Exercise inputs:
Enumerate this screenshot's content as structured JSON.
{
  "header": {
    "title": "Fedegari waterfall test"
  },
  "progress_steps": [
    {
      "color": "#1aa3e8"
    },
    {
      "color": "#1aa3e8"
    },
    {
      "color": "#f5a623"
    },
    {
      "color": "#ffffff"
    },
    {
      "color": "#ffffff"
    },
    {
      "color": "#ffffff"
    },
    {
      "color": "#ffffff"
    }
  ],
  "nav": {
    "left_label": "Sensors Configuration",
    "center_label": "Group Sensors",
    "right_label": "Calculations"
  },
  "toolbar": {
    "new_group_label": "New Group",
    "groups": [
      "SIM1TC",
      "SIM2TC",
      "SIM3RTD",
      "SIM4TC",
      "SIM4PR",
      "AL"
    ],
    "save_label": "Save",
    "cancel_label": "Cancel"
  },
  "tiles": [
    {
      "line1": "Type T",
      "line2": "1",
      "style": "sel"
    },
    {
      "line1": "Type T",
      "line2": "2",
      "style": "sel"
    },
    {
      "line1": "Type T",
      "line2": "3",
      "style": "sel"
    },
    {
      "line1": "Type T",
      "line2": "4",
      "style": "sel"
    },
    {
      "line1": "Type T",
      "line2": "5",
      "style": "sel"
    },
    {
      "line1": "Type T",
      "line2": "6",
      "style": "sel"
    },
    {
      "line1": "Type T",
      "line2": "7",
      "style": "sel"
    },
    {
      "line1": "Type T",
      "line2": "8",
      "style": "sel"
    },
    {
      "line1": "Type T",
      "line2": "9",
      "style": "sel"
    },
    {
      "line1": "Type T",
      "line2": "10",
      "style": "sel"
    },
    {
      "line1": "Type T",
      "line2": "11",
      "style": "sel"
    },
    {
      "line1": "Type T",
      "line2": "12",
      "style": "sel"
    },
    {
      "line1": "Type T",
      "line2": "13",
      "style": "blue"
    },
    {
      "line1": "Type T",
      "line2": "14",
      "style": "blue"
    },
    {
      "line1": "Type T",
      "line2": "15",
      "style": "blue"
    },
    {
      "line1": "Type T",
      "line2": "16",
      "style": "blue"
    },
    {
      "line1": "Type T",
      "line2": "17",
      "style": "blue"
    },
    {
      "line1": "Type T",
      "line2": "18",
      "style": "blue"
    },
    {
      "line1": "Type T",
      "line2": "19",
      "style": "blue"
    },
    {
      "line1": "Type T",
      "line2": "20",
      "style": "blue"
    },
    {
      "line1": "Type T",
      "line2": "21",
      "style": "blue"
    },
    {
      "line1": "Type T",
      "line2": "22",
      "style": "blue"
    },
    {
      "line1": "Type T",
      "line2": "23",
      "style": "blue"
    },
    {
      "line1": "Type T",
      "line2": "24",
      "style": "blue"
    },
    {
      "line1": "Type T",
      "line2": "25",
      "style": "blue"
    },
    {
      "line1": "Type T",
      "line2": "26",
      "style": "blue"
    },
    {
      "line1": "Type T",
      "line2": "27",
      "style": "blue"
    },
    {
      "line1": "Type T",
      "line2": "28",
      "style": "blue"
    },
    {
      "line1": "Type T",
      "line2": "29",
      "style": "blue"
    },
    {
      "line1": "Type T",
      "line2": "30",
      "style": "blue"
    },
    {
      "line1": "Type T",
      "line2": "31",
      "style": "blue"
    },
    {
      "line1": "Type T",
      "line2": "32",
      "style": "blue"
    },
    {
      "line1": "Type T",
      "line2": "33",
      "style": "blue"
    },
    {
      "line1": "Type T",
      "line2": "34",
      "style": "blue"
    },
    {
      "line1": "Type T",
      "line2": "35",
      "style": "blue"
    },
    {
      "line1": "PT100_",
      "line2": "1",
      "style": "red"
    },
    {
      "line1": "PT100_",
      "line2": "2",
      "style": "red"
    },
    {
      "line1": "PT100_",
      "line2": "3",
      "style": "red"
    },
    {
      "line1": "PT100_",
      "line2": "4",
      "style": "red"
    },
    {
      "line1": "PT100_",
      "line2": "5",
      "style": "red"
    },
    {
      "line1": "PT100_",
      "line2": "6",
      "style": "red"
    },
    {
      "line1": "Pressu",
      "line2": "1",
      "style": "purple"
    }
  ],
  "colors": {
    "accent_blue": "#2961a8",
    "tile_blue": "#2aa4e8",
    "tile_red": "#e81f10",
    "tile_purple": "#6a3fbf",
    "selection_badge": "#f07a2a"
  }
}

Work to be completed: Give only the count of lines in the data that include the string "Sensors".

Response area: 2